Learn More & Apply

Theme

The Joys of Teaching & Learning: Centering Students

Description provided by the OPID 2023 Spring Conference on Teaching & Learning website.

From the classroom to department meetings and from learning management systems to addressing mental health and wellbeing, students are the focus of our professional lives. In the past few years, we have increased our attention to centering our teaching practices around the “whole student.” Re-examining assessment strategies, updating curriculum, exploring teaching methods and modalities while increasing flexibility and compassionate responses to students’ needs are just a few examples.

Centering Students is what we do as educators and is tied to our goals, challenges and the rewards of teaching and learning. As we deal with the lingering effects of the COVID-19 pandemic, we have an opportunity to explore what we have learned, and what we still need to learn, about connecting with and supporting students. How might we consider what we need in terms of self-care and care for colleagues so we can feel a sense of well-being and enable us to better care for others around us? How do we cultivate relationships and create a sense of community with our students? How do we bring student voices into our face-to-face, online, and blended learning environments? What opportunities are there to cultivate connections both within and external to our class environments? How can we meet students where they are, while advising and mentoring them to succeed beyond our learning contexts?

We invite you to contribute to the conversation about centering students by presenting at OPID’s 2023 Spring Conference. Please share your experiences, ideas, insights, questions, failures, and accomplishments so we can collaborate and learn together to explore possibilities for centering students in our teaching/learning contexts.

Read more about the theme and plenary speaker on the OPID 2023 Spring Conference on Teaching & Learning site!

Questions?

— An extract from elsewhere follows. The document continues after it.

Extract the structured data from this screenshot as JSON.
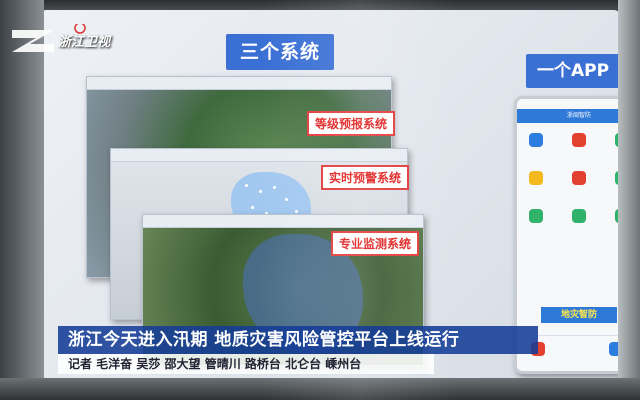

Programmatic inquiries may be directed to Fay Akindes, Director of Systemwide Professional and Instructional Development, UW System, fakindes@uwsa.edu, (608) 263-2684.